(Stored data entries)
+++++
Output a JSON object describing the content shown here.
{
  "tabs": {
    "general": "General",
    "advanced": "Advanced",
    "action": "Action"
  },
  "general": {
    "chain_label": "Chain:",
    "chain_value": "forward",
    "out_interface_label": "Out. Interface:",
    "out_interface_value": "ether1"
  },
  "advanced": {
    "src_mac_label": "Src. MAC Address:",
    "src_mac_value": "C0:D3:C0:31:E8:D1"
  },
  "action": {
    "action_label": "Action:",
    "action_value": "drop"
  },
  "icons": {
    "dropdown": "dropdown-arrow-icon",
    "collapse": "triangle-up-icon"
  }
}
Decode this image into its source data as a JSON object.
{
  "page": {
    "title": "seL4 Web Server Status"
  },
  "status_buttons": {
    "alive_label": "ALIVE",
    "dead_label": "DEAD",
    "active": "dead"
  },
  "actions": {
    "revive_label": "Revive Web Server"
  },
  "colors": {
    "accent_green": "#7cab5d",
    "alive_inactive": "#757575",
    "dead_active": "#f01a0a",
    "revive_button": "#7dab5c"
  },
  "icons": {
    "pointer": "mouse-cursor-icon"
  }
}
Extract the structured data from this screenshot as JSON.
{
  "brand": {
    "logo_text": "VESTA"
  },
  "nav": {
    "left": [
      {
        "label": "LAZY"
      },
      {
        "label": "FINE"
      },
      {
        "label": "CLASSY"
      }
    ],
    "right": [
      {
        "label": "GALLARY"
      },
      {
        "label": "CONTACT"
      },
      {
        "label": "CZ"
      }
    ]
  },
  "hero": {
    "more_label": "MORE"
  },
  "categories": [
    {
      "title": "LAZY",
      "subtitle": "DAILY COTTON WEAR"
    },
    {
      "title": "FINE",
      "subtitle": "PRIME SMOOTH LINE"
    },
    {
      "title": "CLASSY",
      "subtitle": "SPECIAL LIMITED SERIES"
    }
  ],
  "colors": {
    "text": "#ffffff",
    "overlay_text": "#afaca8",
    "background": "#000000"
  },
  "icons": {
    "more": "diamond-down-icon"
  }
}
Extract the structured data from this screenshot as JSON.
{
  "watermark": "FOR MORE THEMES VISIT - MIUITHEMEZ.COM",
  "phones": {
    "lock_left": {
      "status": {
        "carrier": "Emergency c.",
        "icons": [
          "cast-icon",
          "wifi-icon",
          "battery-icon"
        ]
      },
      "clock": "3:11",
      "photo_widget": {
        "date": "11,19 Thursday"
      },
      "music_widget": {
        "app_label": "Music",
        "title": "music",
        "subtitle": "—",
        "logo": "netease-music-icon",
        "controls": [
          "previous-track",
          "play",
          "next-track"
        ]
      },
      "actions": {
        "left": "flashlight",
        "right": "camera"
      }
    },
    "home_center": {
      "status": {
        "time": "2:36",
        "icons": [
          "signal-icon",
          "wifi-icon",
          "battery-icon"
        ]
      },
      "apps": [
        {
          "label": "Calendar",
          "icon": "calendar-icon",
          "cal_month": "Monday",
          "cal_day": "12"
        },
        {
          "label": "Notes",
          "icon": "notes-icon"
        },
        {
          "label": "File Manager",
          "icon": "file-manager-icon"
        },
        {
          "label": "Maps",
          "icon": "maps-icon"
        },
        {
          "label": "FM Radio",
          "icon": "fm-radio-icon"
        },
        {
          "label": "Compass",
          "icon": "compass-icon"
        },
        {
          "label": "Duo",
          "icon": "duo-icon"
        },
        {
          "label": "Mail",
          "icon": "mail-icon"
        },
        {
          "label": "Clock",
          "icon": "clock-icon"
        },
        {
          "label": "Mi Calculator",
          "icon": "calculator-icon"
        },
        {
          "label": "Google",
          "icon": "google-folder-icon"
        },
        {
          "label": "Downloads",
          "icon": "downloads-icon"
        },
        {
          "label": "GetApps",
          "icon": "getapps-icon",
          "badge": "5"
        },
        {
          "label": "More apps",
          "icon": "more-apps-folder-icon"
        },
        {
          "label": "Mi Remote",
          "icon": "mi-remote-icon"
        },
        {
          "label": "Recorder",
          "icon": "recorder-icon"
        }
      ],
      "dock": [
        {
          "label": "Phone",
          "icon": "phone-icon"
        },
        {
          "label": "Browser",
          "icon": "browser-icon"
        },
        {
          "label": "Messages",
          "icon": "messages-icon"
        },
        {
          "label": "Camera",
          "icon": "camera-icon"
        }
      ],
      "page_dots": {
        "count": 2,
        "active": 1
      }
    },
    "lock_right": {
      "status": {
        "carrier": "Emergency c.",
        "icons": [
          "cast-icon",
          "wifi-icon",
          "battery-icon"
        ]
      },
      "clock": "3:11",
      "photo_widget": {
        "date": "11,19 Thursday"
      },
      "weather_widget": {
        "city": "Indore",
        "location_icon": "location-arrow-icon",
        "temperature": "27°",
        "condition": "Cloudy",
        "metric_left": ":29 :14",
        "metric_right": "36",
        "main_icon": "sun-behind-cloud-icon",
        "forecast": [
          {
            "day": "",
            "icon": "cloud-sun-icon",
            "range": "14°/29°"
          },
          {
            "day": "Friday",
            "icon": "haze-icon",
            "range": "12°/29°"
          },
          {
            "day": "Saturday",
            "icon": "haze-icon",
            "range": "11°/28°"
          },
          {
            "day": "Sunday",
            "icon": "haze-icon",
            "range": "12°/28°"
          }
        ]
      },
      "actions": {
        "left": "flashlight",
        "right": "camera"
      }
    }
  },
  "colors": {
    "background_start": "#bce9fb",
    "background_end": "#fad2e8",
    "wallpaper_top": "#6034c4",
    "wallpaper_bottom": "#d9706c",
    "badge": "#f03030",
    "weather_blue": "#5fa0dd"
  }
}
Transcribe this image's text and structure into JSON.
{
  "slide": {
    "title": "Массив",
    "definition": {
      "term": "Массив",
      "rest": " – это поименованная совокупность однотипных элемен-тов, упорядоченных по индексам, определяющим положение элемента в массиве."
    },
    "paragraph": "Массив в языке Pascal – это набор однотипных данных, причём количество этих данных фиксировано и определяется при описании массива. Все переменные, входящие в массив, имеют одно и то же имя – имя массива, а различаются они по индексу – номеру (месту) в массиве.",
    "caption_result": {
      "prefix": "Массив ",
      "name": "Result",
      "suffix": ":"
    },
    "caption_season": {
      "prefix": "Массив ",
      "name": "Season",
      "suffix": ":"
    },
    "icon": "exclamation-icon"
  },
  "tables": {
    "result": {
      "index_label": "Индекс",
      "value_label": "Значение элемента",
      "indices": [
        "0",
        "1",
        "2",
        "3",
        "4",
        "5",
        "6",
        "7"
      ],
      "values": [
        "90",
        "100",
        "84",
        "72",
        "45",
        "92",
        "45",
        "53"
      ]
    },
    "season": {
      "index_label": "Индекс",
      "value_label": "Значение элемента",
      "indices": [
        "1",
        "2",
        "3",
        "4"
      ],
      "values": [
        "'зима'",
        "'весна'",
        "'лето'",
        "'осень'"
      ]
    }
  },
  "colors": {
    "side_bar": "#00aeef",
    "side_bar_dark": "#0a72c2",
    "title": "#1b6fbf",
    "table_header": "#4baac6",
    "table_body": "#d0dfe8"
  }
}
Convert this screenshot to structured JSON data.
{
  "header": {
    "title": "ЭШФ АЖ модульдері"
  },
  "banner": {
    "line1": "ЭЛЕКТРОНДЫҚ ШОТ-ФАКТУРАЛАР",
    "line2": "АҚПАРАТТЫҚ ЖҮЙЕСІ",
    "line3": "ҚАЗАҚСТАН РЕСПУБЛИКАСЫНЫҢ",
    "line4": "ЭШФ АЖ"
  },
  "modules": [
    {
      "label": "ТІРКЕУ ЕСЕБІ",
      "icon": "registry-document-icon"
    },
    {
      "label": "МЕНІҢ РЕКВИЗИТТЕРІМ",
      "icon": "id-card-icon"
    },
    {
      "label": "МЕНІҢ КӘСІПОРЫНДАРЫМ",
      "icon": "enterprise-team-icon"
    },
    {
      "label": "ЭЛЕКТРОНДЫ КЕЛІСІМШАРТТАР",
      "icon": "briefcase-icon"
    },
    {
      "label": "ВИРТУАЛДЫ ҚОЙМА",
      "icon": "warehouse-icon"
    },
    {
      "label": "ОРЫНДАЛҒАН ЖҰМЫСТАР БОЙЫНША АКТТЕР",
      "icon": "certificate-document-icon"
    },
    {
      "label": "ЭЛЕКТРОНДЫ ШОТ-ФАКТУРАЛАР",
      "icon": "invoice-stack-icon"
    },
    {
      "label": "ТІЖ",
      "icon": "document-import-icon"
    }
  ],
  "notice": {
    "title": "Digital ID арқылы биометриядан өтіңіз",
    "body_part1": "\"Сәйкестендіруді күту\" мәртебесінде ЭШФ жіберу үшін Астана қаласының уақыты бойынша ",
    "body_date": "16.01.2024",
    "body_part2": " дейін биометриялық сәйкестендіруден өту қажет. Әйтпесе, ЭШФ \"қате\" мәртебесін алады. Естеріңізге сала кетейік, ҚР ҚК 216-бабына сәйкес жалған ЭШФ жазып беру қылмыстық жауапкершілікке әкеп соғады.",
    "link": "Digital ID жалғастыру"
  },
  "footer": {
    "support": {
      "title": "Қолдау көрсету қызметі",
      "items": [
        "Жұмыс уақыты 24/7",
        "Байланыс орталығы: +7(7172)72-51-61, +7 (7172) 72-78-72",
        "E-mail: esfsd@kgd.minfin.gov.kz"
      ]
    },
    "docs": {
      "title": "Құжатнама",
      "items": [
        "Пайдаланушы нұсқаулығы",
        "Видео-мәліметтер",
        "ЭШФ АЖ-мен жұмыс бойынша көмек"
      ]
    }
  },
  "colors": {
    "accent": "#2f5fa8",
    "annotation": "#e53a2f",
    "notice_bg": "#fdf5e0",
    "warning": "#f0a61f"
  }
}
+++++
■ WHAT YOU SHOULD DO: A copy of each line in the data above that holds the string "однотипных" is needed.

■ RESPONSE AREA:
      "rest": " – это поименованная совокупность однотипных элемен-тов, упорядоченных по индексам, определяющим положение элемента в массиве."
    "paragraph": "Массив в языке Pascal – это набор однотипных данных, причём количество этих данных фиксировано и определяется при описании массива. Все переменные, входящие в массив, имеют одно и то же имя – имя массива, а различаются они по индексу – номеру (месту) в массиве.",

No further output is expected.